▸ Task objective:
Please give back each line below unchanged; none of the pictures should appear.
= = = =
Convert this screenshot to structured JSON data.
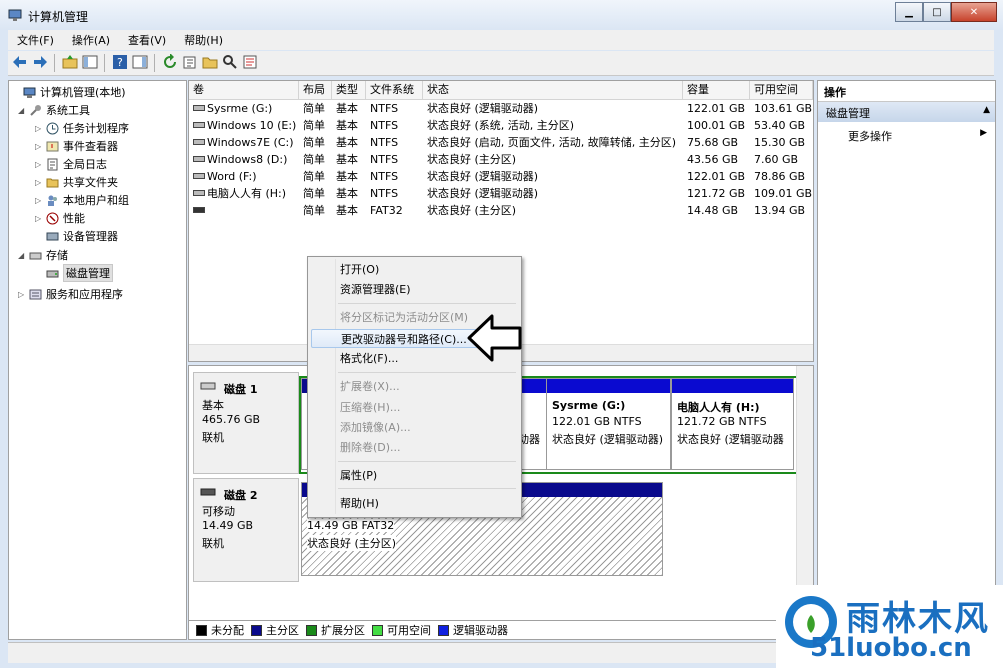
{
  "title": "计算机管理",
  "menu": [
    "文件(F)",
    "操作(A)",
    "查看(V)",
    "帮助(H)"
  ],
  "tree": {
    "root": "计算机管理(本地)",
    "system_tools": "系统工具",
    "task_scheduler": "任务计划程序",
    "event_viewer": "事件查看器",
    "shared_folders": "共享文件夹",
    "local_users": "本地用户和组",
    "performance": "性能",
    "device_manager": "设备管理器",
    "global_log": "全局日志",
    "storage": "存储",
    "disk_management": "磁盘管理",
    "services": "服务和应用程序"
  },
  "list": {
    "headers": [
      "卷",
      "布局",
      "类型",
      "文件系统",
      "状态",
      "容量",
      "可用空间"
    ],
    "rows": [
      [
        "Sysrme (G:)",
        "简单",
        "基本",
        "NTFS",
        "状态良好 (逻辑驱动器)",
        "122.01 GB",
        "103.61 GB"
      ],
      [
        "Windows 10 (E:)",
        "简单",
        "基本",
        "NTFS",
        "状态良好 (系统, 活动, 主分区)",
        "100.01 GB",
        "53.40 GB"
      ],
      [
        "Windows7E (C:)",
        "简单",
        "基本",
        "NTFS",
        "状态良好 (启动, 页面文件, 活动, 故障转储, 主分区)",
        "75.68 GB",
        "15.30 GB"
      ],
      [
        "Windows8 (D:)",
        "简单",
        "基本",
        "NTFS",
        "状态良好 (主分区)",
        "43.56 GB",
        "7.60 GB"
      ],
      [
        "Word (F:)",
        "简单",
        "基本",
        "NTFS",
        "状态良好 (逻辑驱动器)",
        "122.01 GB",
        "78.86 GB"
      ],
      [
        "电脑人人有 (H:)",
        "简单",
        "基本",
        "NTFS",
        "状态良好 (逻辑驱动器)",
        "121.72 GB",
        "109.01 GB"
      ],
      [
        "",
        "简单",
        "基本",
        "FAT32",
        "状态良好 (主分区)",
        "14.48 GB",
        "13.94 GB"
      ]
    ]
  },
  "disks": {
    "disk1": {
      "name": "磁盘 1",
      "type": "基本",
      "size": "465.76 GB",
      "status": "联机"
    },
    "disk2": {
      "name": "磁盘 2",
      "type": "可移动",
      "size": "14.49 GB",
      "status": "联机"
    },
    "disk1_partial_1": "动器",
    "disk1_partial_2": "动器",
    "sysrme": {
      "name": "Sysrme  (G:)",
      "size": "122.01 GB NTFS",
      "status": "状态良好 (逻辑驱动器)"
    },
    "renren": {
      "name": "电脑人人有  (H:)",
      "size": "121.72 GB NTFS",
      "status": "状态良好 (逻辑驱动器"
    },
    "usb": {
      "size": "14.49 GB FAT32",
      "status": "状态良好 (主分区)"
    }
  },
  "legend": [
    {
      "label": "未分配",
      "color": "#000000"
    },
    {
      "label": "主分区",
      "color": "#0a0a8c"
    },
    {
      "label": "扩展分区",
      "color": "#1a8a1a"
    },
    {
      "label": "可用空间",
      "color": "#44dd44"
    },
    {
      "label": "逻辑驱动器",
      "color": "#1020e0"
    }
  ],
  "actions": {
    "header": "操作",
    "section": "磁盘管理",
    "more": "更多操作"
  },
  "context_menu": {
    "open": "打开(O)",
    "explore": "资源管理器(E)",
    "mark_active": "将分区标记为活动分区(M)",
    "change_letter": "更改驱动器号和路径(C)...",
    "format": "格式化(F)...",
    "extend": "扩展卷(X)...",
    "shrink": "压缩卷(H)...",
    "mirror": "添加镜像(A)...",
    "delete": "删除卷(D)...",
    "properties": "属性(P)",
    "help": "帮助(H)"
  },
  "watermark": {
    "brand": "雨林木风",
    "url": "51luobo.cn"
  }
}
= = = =
▸ Solution for this problem:
Convert this screenshot to structured JSON data.
{
  "title": "计算机管理",
  "menu": [
    "文件(F)",
    "操作(A)",
    "查看(V)",
    "帮助(H)"
  ],
  "tree": {
    "root": "计算机管理(本地)",
    "system_tools": "系统工具",
    "task_scheduler": "任务计划程序",
    "event_viewer": "事件查看器",
    "shared_folders": "共享文件夹",
    "local_users": "本地用户和组",
    "performance": "性能",
    "device_manager": "设备管理器",
    "global_log": "全局日志",
    "storage": "存储",
    "disk_management": "磁盘管理",
    "services": "服务和应用程序"
  },
  "list": {
    "headers": [
      "卷",
      "布局",
      "类型",
      "文件系统",
      "状态",
      "容量",
      "可用空间"
    ],
    "rows": [
      [
        "Sysrme (G:)",
        "简单",
        "基本",
        "NTFS",
        "状态良好 (逻辑驱动器)",
        "122.01 GB",
        "103.61 GB"
      ],
      [
        "Windows 10 (E:)",
        "简单",
        "基本",
        "NTFS",
        "状态良好 (系统, 活动, 主分区)",
        "100.01 GB",
        "53.40 GB"
      ],
      [
        "Windows7E (C:)",
        "简单",
        "基本",
        "NTFS",
        "状态良好 (启动, 页面文件, 活动, 故障转储, 主分区)",
        "75.68 GB",
        "15.30 GB"
      ],
      [
        "Windows8 (D:)",
        "简单",
        "基本",
        "NTFS",
        "状态良好 (主分区)",
        "43.56 GB",
        "7.60 GB"
      ],
      [
        "Word (F:)",
        "简单",
        "基本",
        "NTFS",
        "状态良好 (逻辑驱动器)",
        "122.01 GB",
        "78.86 GB"
      ],
      [
        "电脑人人有 (H:)",
        "简单",
        "基本",
        "NTFS",
        "状态良好 (逻辑驱动器)",
        "121.72 GB",
        "109.01 GB"
      ],
      [
        "",
        "简单",
        "基本",
        "FAT32",
        "状态良好 (主分区)",
        "14.48 GB",
        "13.94 GB"
      ]
    ]
  },
  "disks": {
    "disk1": {
      "name": "磁盘 1",
      "type": "基本",
      "size": "465.76 GB",
      "status": "联机"
    },
    "disk2": {
      "name": "磁盘 2",
      "type": "可移动",
      "size": "14.49 GB",
      "status": "联机"
    },
    "disk1_partial_1": "动器",
    "disk1_partial_2": "动器",
    "sysrme": {
      "name": "Sysrme  (G:)",
      "size": "122.01 GB NTFS",
      "status": "状态良好 (逻辑驱动器)"
    },
    "renren": {
      "name": "电脑人人有  (H:)",
      "size": "121.72 GB NTFS",
      "status": "状态良好 (逻辑驱动器"
    },
    "usb": {
      "size": "14.49 GB FAT32",
      "status": "状态良好 (主分区)"
    }
  },
  "legend": [
    {
      "label": "未分配",
      "color": "#000000"
    },
    {
      "label": "主分区",
      "color": "#0a0a8c"
    },
    {
      "label": "扩展分区",
      "color": "#1a8a1a"
    },
    {
      "label": "可用空间",
      "color": "#44dd44"
    },
    {
      "label": "逻辑驱动器",
      "color": "#1020e0"
    }
  ],
  "actions": {
    "header": "操作",
    "section": "磁盘管理",
    "more": "更多操作"
  },
  "context_menu": {
    "open": "打开(O)",
    "explore": "资源管理器(E)",
    "mark_active": "将分区标记为活动分区(M)",
    "change_letter": "更改驱动器号和路径(C)...",
    "format": "格式化(F)...",
    "extend": "扩展卷(X)...",
    "shrink": "压缩卷(H)...",
    "mirror": "添加镜像(A)...",
    "delete": "删除卷(D)...",
    "properties": "属性(P)",
    "help": "帮助(H)"
  },
  "watermark": {
    "brand": "雨林木风",
    "url": "51luobo.cn"
  }
}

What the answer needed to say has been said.